University of South Wales ‘Recollecting popular music memories in Merthyr Tydfil’

University of South Wales ‘Recollecting popular music memories in Merthyr Tydfil’

University of South Wales ‘Recollecting popular music memories in Merthyr Tydfil’

By Professor Paul Carr, professor in popular music analysis at the University of South Wales

Paul Carr from the University of South Wales tells us all about his great event ‘Recollecting Popular Music Memories in Merthyr Tydfil’. Paul explains how he set up community partnerships with First Campus, Theatre Soar, Merthyr Tydfil Public Libraries, Peter Morgan Barnes, Gwaunfarren Primary School, Pantyscallog Primary School and DigiChemestry. Find out how he also got the local community involved in this exciting public engagement project. This project was funded by a Being Human Small Award. 

Tell us a bit about your event. What subject areas did you cover and what did you want to achieve?

The project began with a 1 day memory capturing workshop in Dowlais Library, where community members had the opportunity to consider their musical past by engaging with memory boxes (memorabilia associated with the music scene in Merthyr Tydfil between 1955-1975). This was followed by visits into two local schools, where children had the opportunity to learn about their heritage, then reenact it. The project was completed by a public event at Theatre Soar, where children performed the memories of the older community members, followed by a brief talk by myself.

I hoped the project would explore some of the following questions:
1. What are the relationships between local music making and more mainstream histories?
2. How can local music be made sustainable?
3. What are the most appropriate methodologies of capturing local music histories?
4. How can lost local popular music histories be made relevant to the younger generation?
5. And finally, how can lost local musical histories reflect our individual and shared identities?

How did you make your event appeal to your target audience? How did you go about spreading the word of the event?

Targeting the audience was done over a period of time, initially setting up a Facebook page to engage community members in discussion. Other community members were contacted via the project partners – namely Dowlais Library and First Campus (who built a relationship with the schools). We also marketed the event by placing posters throughout the town.

Once community members realised that they were exploring their own history, it was relatively straight forward to facilitate engagement. You can see some of them taking part and responding to the event in these short videos.

What worked particularly well in the planning, design and delivery of your event? Did you face any challenges?

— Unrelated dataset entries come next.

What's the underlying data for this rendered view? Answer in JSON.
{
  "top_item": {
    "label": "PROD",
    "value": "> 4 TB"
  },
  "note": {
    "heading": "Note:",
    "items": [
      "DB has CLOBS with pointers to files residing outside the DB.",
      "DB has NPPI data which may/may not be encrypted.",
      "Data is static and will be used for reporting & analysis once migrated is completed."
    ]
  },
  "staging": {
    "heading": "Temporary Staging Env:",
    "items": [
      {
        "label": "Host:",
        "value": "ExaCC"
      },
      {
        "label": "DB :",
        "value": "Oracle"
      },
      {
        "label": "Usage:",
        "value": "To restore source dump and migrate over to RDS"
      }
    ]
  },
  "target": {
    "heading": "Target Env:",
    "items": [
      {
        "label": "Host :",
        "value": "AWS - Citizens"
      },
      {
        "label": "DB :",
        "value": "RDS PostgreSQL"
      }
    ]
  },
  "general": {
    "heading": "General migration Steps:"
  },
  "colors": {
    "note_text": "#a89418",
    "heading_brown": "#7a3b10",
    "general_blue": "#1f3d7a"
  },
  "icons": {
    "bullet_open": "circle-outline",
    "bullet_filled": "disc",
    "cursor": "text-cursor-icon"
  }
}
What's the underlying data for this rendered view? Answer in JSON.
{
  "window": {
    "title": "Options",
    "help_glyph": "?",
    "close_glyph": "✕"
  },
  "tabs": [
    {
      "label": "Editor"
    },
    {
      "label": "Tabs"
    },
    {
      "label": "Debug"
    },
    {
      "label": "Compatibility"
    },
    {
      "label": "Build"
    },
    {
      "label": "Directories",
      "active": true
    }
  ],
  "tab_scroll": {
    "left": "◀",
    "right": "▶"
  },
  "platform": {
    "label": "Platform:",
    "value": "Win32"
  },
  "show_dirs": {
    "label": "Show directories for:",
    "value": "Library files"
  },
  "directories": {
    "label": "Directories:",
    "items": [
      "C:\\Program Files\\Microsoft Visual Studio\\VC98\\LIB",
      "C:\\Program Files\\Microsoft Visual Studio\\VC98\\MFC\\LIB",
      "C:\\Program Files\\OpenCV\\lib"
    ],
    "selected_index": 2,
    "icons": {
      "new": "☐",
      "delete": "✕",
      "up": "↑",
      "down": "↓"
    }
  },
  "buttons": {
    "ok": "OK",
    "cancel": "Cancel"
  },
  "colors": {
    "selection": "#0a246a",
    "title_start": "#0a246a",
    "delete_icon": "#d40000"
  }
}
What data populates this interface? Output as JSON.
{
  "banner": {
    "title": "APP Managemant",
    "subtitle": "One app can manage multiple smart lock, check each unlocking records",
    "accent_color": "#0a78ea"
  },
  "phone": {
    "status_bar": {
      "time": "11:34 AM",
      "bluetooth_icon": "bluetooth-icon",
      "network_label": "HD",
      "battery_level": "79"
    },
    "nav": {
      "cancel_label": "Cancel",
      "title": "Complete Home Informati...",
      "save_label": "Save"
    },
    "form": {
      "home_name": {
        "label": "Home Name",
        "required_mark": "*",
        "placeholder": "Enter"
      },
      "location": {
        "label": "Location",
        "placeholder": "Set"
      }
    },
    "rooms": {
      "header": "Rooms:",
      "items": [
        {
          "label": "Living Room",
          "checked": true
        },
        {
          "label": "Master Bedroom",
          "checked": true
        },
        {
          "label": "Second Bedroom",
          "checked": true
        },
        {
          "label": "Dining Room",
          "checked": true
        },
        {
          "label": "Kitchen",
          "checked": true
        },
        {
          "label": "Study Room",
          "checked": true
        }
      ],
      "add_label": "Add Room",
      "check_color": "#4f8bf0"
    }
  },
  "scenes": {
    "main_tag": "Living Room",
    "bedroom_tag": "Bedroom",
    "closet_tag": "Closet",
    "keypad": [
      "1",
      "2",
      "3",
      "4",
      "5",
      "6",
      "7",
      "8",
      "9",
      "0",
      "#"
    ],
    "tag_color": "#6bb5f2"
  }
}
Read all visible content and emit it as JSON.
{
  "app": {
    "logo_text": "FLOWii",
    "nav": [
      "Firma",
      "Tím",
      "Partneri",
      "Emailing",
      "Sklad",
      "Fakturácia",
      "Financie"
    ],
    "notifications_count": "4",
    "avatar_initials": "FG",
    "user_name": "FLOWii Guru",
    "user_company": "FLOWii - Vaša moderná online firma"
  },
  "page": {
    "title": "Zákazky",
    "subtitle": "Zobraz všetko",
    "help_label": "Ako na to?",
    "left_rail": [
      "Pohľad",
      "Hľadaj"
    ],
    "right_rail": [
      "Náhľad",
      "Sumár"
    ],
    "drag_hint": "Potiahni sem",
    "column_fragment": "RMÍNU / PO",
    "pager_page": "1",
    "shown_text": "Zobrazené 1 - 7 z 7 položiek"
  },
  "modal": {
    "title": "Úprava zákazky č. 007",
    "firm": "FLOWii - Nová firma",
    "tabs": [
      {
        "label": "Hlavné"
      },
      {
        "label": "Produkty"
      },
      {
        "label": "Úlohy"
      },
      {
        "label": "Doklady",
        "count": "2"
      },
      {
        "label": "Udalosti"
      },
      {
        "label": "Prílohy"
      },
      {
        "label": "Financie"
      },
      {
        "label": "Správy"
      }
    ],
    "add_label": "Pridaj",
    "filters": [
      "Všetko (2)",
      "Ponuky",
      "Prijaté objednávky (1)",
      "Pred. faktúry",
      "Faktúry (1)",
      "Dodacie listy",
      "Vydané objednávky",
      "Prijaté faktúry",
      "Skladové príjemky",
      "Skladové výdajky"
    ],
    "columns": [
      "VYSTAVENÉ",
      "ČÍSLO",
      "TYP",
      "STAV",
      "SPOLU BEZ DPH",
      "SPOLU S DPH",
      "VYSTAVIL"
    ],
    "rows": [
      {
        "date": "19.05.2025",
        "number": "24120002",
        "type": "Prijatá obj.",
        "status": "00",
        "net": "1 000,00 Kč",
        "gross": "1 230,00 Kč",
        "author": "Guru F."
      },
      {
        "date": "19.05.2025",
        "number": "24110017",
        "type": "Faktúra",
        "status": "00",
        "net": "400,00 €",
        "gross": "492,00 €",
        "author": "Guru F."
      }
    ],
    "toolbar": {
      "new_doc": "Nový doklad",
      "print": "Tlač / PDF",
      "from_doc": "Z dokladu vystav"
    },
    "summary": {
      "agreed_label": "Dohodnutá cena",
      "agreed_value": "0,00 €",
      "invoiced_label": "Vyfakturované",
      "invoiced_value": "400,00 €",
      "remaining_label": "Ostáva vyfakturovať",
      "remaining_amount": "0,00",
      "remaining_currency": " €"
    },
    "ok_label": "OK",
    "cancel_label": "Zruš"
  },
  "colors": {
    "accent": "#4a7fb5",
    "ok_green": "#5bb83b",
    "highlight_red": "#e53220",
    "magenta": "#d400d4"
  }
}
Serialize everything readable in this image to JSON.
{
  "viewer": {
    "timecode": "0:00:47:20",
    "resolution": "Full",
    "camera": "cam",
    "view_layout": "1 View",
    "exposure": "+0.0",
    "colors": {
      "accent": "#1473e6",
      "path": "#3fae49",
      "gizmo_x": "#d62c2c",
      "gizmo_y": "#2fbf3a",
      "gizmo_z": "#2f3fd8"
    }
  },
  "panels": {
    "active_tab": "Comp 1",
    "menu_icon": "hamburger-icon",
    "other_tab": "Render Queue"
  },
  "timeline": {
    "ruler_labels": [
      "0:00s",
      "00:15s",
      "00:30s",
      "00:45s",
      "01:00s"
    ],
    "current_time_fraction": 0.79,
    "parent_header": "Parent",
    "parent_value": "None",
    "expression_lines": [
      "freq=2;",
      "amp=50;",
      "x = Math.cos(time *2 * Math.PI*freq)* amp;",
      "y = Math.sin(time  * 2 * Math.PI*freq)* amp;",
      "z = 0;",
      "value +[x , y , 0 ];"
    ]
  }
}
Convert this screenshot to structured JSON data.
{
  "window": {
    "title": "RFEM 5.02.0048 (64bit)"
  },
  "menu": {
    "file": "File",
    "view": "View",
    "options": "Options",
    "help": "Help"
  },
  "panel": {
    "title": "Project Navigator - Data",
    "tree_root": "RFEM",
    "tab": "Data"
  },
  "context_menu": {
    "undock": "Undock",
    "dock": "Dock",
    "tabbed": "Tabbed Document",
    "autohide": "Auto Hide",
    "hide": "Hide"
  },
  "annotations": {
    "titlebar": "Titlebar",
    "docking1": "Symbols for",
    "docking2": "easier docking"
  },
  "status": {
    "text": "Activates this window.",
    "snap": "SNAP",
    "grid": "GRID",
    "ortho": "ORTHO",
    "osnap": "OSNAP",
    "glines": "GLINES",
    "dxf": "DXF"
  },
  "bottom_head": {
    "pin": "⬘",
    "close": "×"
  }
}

I have to say everything worked better than expected. Although there were pressures, the project team worked so hard to turn everything around in 8 days. This included capturing and recording memories, devising scripts and teaching them to the schoolchildren, then organising a final multimedia performance and discussion.

The biggest challenge was doing so many events in a week (5 in total). As each stage of the project (memory capture, school adaptations, and final performance) relied on its predecessor, there was significant pressure to ensure that each stage had clear outputs. This involved factors such as ensuring all recorded material was ready for the final event and most importantly, that the children remembered their lines!

What was your motivation for getting involved in Being Human? How useful did you find it to be part of the festival?

I got involved in the Being Human festival because I have had a long standing interest in making my research of relevance to the local community. Communities such as Merthyr tend to have hidden histories, outside of the mainstream narratives, so the project presented a perfect opportunity for me to explore this. The project provided the perfect opportunity to focus this work over an 8 day period.

What impact/outcomes has your Being Human event had?

The outcomes of the project is discussed in this video. It shows that the project has had significant impact on the local community. The project also received significant media attention, especially from Wales Online and Welsh Connections which has helped spread the research amongst wider audiences.

The event has led into a month long exhibition on memories of popular music in the town hall and it is hoped the exhibition will have a legacy into the future. In addition, I am already in discussions with the schools I worked with to consider how a similar initiative can become part of the school curriculum.

Do you have any top tips for future Being Human event organisers?

1. Start planning as soon as you have confirmation of your involvement.
2. Engage with community partners you can trust.
3. Be prepared to be flexible.

This project was funded by a Being Human Small Award. To be part of Being Human 2018 and apply for a Small Award please visit our ‘get involved’ page.